Mrs. Davis couldn’t have found a more perfect lead than Gilpin, who has been outspoken about the lack of interesting, thorny roles for conventionally attractive actresses. Anyone who’s seen her memorable turn in Netflix’s gone-too-soon GLOW or Apple TV+’s flawed-but-fascinating Roar knows that Gilpin is one of the most audacious, interesting actors working today. Her line deliveries are always surprising, and she can move from detached sarcasm to very real tears at the drop of a wimple. In Mrs. Davis, she’s called upon to make those rapid emotional shifts time and again, and she never fails to deliver. Simone is a fun, ballsy, wry character whose breezy detachment conceals a deep sense of faith and purpose—plus some heavy childhood trauma.
The series wisely pairs her with heavyweights Elizabeth Marvel as Simone’s withholding mom and Margo Martindale as the mother superior of Our Lady Of The Immaculate Valley. Among the many themes Mrs. Davis explores is the complexity of mother-daughter relationships, whether that mother is biological, spiritual, or algorithmic. As Celeste, Marvel plays the formidable archetype of the toxic mother with equal parts imperious passive-aggression and carefully concealed regret.
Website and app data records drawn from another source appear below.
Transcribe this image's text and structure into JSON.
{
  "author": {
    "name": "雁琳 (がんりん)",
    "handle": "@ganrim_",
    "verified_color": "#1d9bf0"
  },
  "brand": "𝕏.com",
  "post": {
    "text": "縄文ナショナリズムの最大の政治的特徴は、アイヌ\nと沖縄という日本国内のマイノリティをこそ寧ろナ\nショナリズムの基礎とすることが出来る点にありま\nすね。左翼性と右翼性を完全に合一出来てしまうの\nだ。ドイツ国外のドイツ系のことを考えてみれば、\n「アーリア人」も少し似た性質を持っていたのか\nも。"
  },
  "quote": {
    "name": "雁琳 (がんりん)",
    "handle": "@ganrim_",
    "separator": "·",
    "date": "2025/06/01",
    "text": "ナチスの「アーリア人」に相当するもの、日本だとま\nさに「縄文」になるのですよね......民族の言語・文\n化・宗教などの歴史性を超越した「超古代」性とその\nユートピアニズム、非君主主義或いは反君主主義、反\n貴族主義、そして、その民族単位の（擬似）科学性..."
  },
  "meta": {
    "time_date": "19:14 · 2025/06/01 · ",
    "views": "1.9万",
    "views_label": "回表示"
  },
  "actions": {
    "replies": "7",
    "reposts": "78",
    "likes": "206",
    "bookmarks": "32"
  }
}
Martindale is the other side of the coin as Simone’s patient, loving surrogate mom who nonetheless isn’t afraid to get frank.
McQueen and McDorman are equally polarized as Simone’s two love interests; though, as Wiley shouts after her at one point, “I’m not the love interest! You’re the love interest!” Jay is all placid benevolence mixed with natural sex appeal, and McQueen (Station Eleven) plays him as a man for whom both seduction and devotion come easily.
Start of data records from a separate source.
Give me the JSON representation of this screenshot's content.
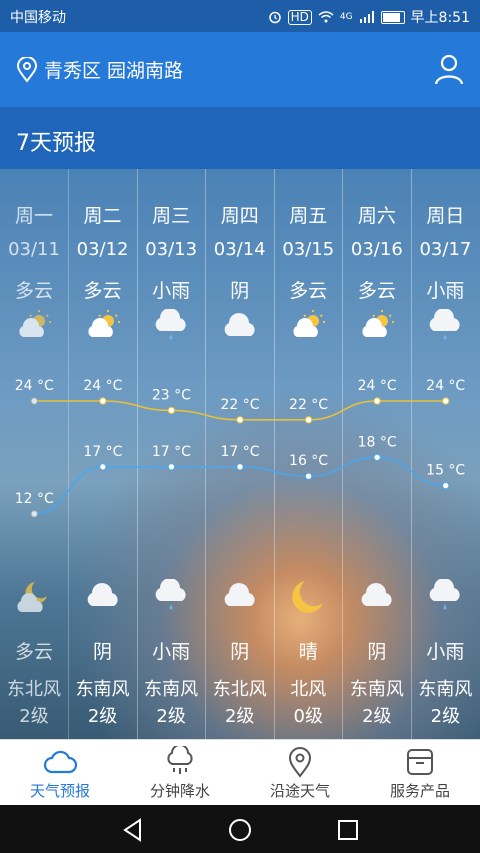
{
  "status_bar": {
    "carrier": "中国移动",
    "hd": "HD",
    "net": "4G",
    "time": "早上8:51"
  },
  "header": {
    "location": "青秀区 园湖南路",
    "user_icon": "user-icon",
    "location_icon": "location-pin-icon"
  },
  "section": {
    "title": "7天预报"
  },
  "days": [
    {
      "day": "周一",
      "date": "03/11",
      "day_cond": "多云",
      "day_icon": "partly-cloudy-icon",
      "high": "24 °C",
      "low": "12 °C",
      "night_icon": "moon-cloud-icon",
      "night_cond": "多云",
      "wind_dir": "东北风",
      "wind_level": "2级"
    },
    {
      "day": "周二",
      "date": "03/12",
      "day_cond": "多云",
      "day_icon": "partly-cloudy-icon",
      "high": "24 °C",
      "low": "17 °C",
      "night_icon": "cloud-icon",
      "night_cond": "阴",
      "wind_dir": "东南风",
      "wind_level": "2级"
    },
    {
      "day": "周三",
      "date": "03/13",
      "day_cond": "小雨",
      "day_icon": "light-rain-icon",
      "high": "23 °C",
      "low": "17 °C",
      "night_icon": "light-rain-icon",
      "night_cond": "小雨",
      "wind_dir": "东南风",
      "wind_level": "2级"
    },
    {
      "day": "周四",
      "date": "03/14",
      "day_cond": "阴",
      "day_icon": "cloud-icon",
      "high": "22 °C",
      "low": "17 °C",
      "night_icon": "cloud-icon",
      "night_cond": "阴",
      "wind_dir": "东北风",
      "wind_level": "2级"
    },
    {
      "day": "周五",
      "date": "03/15",
      "day_cond": "多云",
      "day_icon": "partly-cloudy-icon",
      "high": "22 °C",
      "low": "16 °C",
      "night_icon": "moon-icon",
      "night_cond": "晴",
      "wind_dir": "北风",
      "wind_level": "0级"
    },
    {
      "day": "周六",
      "date": "03/16",
      "day_cond": "多云",
      "day_icon": "partly-cloudy-icon",
      "high": "24 °C",
      "low": "18 °C",
      "night_icon": "cloud-icon",
      "night_cond": "阴",
      "wind_dir": "东南风",
      "wind_level": "2级"
    },
    {
      "day": "周日",
      "date": "03/17",
      "day_cond": "小雨",
      "day_icon": "light-rain-icon",
      "high": "24 °C",
      "low": "15 °C",
      "night_icon": "light-rain-icon",
      "night_cond": "小雨",
      "wind_dir": "东南风",
      "wind_level": "2级"
    }
  ],
  "temps": {
    "high": [
      24,
      24,
      23,
      22,
      22,
      24,
      24
    ],
    "low": [
      12,
      17,
      17,
      17,
      16,
      18,
      15
    ],
    "high_color": "#e8c03a",
    "low_color": "#4aa6ee"
  },
  "bottom_nav": [
    {
      "label": "天气预报",
      "icon": "cloud-outline-icon",
      "active": true
    },
    {
      "label": "分钟降水",
      "icon": "rain-cloud-icon",
      "active": false
    },
    {
      "label": "沿途天气",
      "icon": "location-pin-icon",
      "active": false
    },
    {
      "label": "服务产品",
      "icon": "box-icon",
      "active": false
    }
  ],
  "colors": {
    "accent": "#2579d8",
    "header_bg": "#1f66bb"
  }
}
McDorman (The Right Stuff), meanwhile, is dancing as hard as he can to prove to both Simone and himself that he’s a fearless, dependable macho man. But really, he’s just playing dress-up—never clearer than when he’s chanting his resistance group’s hilarious mantra, “You’re a big, strong boy, everybody loves you, you’re never gonna die.” McDorman is charming as hell, and he and Gilpin share a crackling love-hate chemistry in the vein of Harrison Ford and Karen Allen in Raiders or Brendan Fraser and Rachel Weisz in The Mummy.
Wiley’s underground resistance sends up the kind of masculine insecurity that has its seeds in everything from Fight Club to the men’s rights movement. At any given moment in the group’s secret HQ, there are a handful of dudes in the background deadlifting, amping each other up, or delighting in the high-tech gadgetry they use on missions as if they were playing with G.I. Joes.
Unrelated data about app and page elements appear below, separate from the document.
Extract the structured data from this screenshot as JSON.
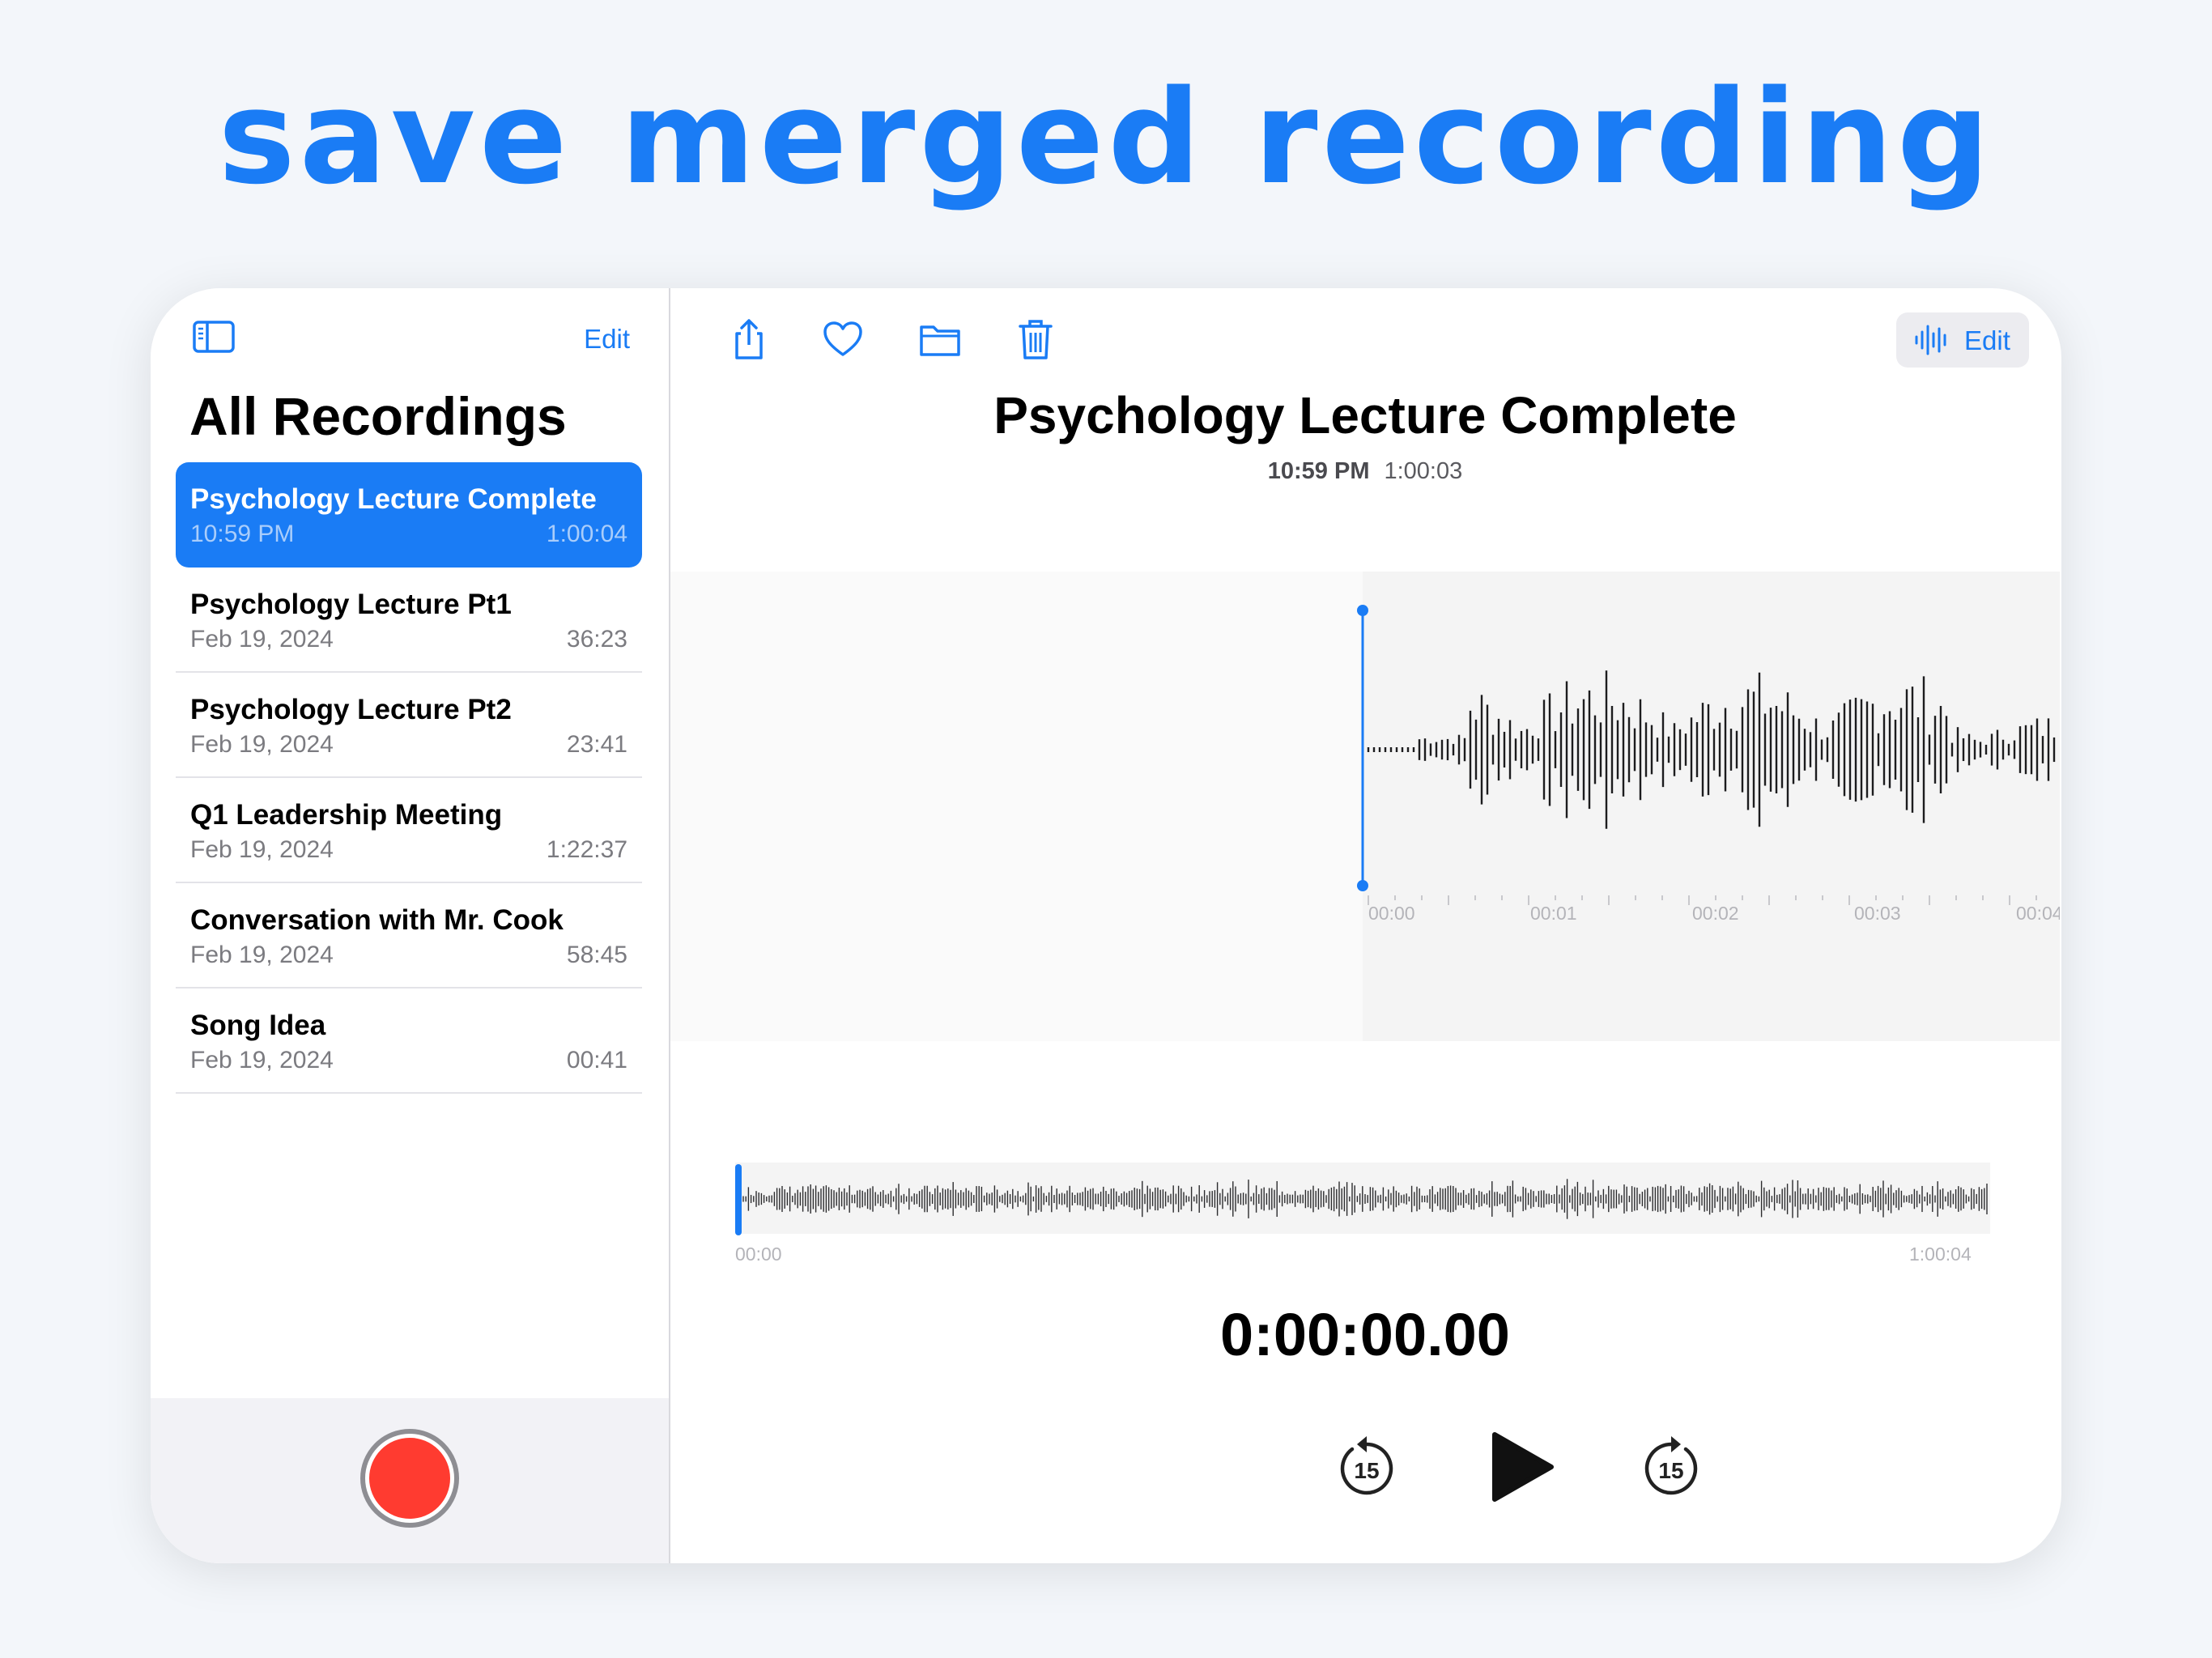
{
  "headline": "save merged recording",
  "sidebar": {
    "edit_label": "Edit",
    "title": "All Recordings",
    "recordings": [
      {
        "name": "Psychology Lecture Complete",
        "date": "10:59 PM",
        "duration": "1:00:04",
        "selected": true
      },
      {
        "name": "Psychology Lecture Pt1",
        "date": "Feb 19, 2024",
        "duration": "36:23"
      },
      {
        "name": "Psychology Lecture Pt2",
        "date": "Feb 19, 2024",
        "duration": "23:41"
      },
      {
        "name": "Q1 Leadership Meeting",
        "date": "Feb 19, 2024",
        "duration": "1:22:37"
      },
      {
        "name": "Conversation with Mr. Cook",
        "date": "Feb 19, 2024",
        "duration": "58:45"
      },
      {
        "name": "Song Idea",
        "date": "Feb 19, 2024",
        "duration": "00:41"
      }
    ]
  },
  "detail": {
    "edit_label": "Edit",
    "title": "Psychology Lecture Complete",
    "time": "10:59 PM",
    "length": "1:00:03",
    "timeline_ticks": [
      "00:00",
      "00:01",
      "00:02",
      "00:03",
      "00:04"
    ],
    "overview_start": "00:00",
    "overview_end": "1:00:04",
    "playhead_time": "0:00:00.00",
    "skip_back_label": "15",
    "skip_forward_label": "15"
  },
  "icons": {
    "toolbar": [
      "sidebar-toggle-icon",
      "share-icon",
      "heart-icon",
      "folder-icon",
      "trash-icon",
      "options-sliders-icon",
      "waveform-icon"
    ],
    "controls": [
      "skip-back-15-icon",
      "play-icon",
      "skip-forward-15-icon"
    ]
  },
  "colors": {
    "accent": "#1a7cf5",
    "record": "#ff3b30",
    "selected_row": "#1a7cf5"
  }
}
Perhaps the funniest character in the show is JQ, Wiley’s hunky right-hand man with an allergy to shirts. Chris Diamantopoulos (Silicon Valley) plays JQ with such performative machismo and little-boy glee that you can’t help but love him. Elsewhere, Ben Chaplin balances out the series’ madcap vibes with calm, world-weary energy as a scientist living on a desert island.
Mrs. Davis is a pungent flavor, and we have a hunch many viewers will find its sugar-rush energy and overstuffed plot off-putting. The series is bursting with so many ideas, characters, and locales that it sometimes threatens to topple under its own weight. But don’t worry—this isn’t Lost. This time around, Lindelof has a plan, and come the season finale, he and Hernandez tie up the loose ends in ways that are both existentially profound and very, very silly.
If Everything Everywhere All At Once’s recent Oscars sweep has proven anything, it’s that we’re living in an age of maximalist entertainment, when the barriers are crumbling between so-called “serious” screenwork and weird, trippy fun. And if that brings us more shows like Mrs. Davis, thank algorithmic god for it.
Mrs. Davis premieres April 20 on Peacock.